Loneliness and Social Isolation

The National Association of Area Agencies on Aging (n4a) launched a national campaign, in collaboration with ARRP, last November to spread the word about the growing problem of social isolation and loneliness among older Americans.

There have been many studies over the last few years focused on social isolation and loneliness. These studies consistently show significant health risks associated with feelings of loneliness and the experience of social isolation.

We all feel lonely at times, but when loneliness and isolation become chronic it can be deadly. Mother Theresa didn’t need these recent studies to know that the pain of loneliness was devastating, “the biggest disease today is not leprosy or cancer or tuberculosis, but rather the feeling of being unwanted, uncared for and deserted by everybody.”

Studies show us what Mother Theresa seemed to know, loneliness increases risk of death by 45 percent and chance of developing dementia by 64 percent.

What is unfortunate is that there are not nearly as many studies on interventions that help alleviate chronic loneliness and isolation. What is known is that loneliness, a feeling of not feeling connected with others, and isolation, the actual absence of others, are different. Treatment of each may overlap, but steps to improve relationships may be quite different.

Often there is a stigma we assign to loneliness and that judgement can lead to more loneliness and even additional judgement for not taking action to change how you are feeling. In order to lessen our loneliness we must let go of the belief that there is something wrong with feeling lonely.
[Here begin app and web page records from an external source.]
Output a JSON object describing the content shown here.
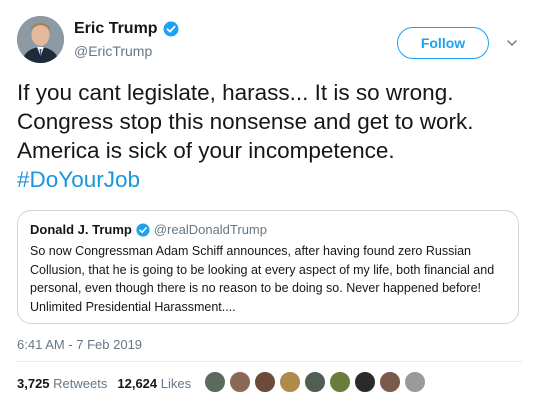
{
  "author": {
    "name": "Eric Trump",
    "handle": "@EricTrump",
    "verified": true
  },
  "actions": {
    "follow_label": "Follow",
    "menu_icon": "chevron-down-icon"
  },
  "tweet": {
    "text": "If you cant legislate, harass... It is so wrong. Congress stop this nonsense and get to work. America is sick of your incompetence.",
    "hashtag": "#DoYourJob",
    "timestamp": "6:41 AM - 7 Feb 2019"
  },
  "quoted_tweet": {
    "name": "Donald J. Trump",
    "handle": "@realDonaldTrump",
    "verified": true,
    "text": "So now Congressman Adam Schiff announces, after having found zero Russian Collusion, that he is going to be looking at every aspect of my life, both financial and personal, even though there is no reason to be doing so. Never happened before! Unlimited Presidential Harassment...."
  },
  "stats": {
    "retweets_count": "3,725",
    "retweets_label": "Retweets",
    "likes_count": "12,624",
    "likes_label": "Likes"
  },
  "likers": [
    {
      "name": "liker-avatar",
      "color": "#5a6b5e"
    },
    {
      "name": "liker-avatar",
      "color": "#8a6a55"
    },
    {
      "name": "liker-avatar",
      "color": "#6d4a3a"
    },
    {
      "name": "liker-avatar",
      "color": "#b08a4a"
    },
    {
      "name": "liker-avatar",
      "color": "#4f5f52"
    },
    {
      "name": "liker-avatar",
      "color": "#6a7c3c"
    },
    {
      "name": "liker-avatar",
      "color": "#2a2a2a"
    },
    {
      "name": "liker-avatar",
      "color": "#7a5a4a"
    },
    {
      "name": "liker-avatar",
      "color": "#9a9a9a"
    }
  ],
  "colors": {
    "accent": "#1da1f2",
    "hashtag": "#1b95e0",
    "secondary_text": "#657786",
    "border": "#ccd6dd"
  }
}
Whether your loneliness is a result of the loss of family and friends, due to moving, illness, or death, or lack of inter personal skills, loneliness is a common and curable circumstance. Sometimes just one connection during the day can lessen feelings of loneliness, such as the simple pleasantry exchanged with a Meals on Wheels driver.
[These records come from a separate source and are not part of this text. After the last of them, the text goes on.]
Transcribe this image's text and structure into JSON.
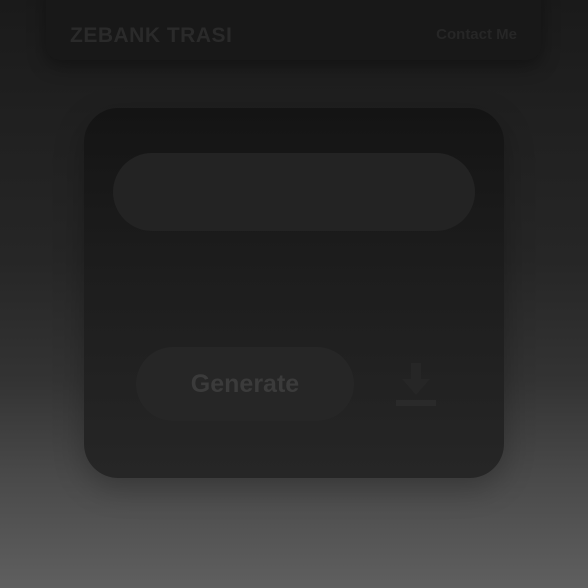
{
  "header": {
    "brand": "ZEBANK TRASI",
    "contact_label": "Contact Me"
  },
  "generator": {
    "prompt_placeholder": "",
    "generate_label": "Generate",
    "download_icon": "download-icon"
  },
  "colors": {
    "background_top": "#1a1a1a",
    "background_bottom": "#5f5f5f",
    "card": "#1d1d1d",
    "button": "#262626",
    "text_muted": "#3b3b3b"
  }
}
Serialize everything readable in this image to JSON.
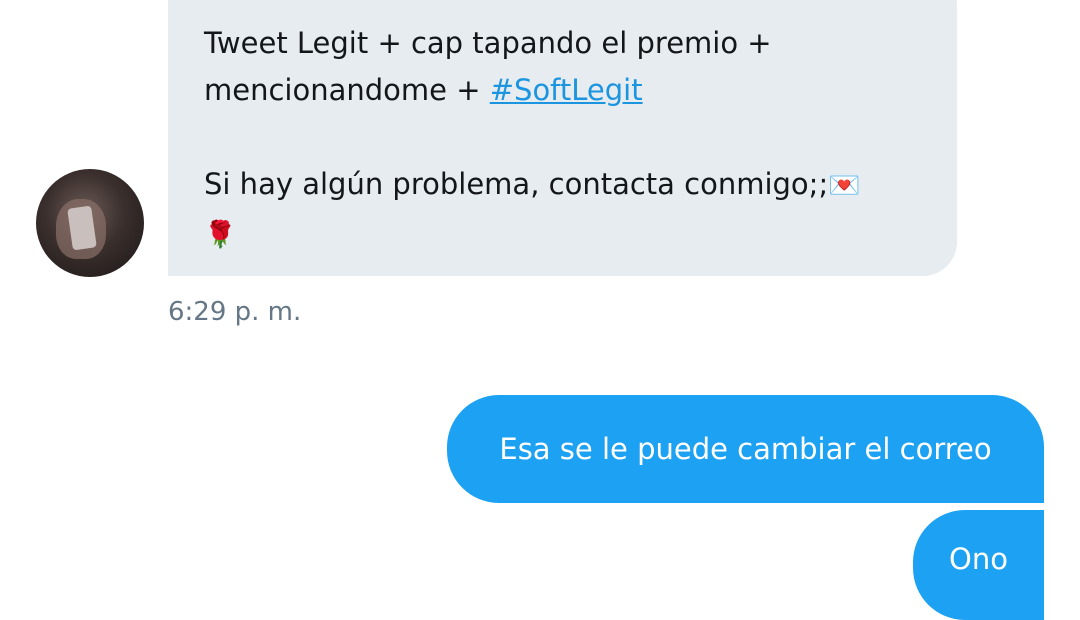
{
  "incoming_message": {
    "line1": "Tweet Legit + cap tapando el premio +",
    "line2_text": "mencionandome + ",
    "hashtag": "#SoftLegit",
    "line3_text": "Si hay algún problema, contacta conmigo;;",
    "emoji_envelope": "💌",
    "emoji_rose": "🌹",
    "timestamp": "6:29 p. m."
  },
  "outgoing_messages": [
    {
      "text": "Esa se le puede cambiar el correo"
    },
    {
      "text": "Ono"
    }
  ],
  "colors": {
    "incoming_bubble": "#e7ecf0",
    "outgoing_bubble": "#1da1f2",
    "hashtag": "#1b95e0",
    "timestamp": "#657786"
  }
}
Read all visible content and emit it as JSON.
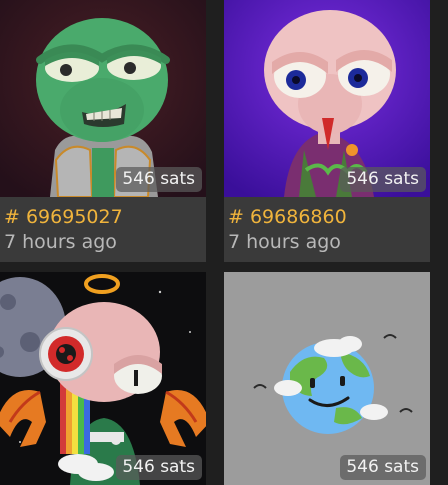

Identifying that you or a loved one is experiencing loneliness and/or isolation is the first step. Creating opportunities for social interaction can be helpful, such as attending social programs, talking on the phone, and even joining Facebook and participating in postings can create feelings of connectivity. If developing meaningful connections is difficult, regardless of opportunity, then addressing the reasons for that must be addressed.

Combating loneliness is not a straight and narrow path, rather it is winding road that requires a willingness to embrace change and open ourselves to others. When you work toward ending your own loneliness and isolation, you are helping someone else with theirs.

To learn more about how to reduce loneliness and isolation you can visit the n4a website at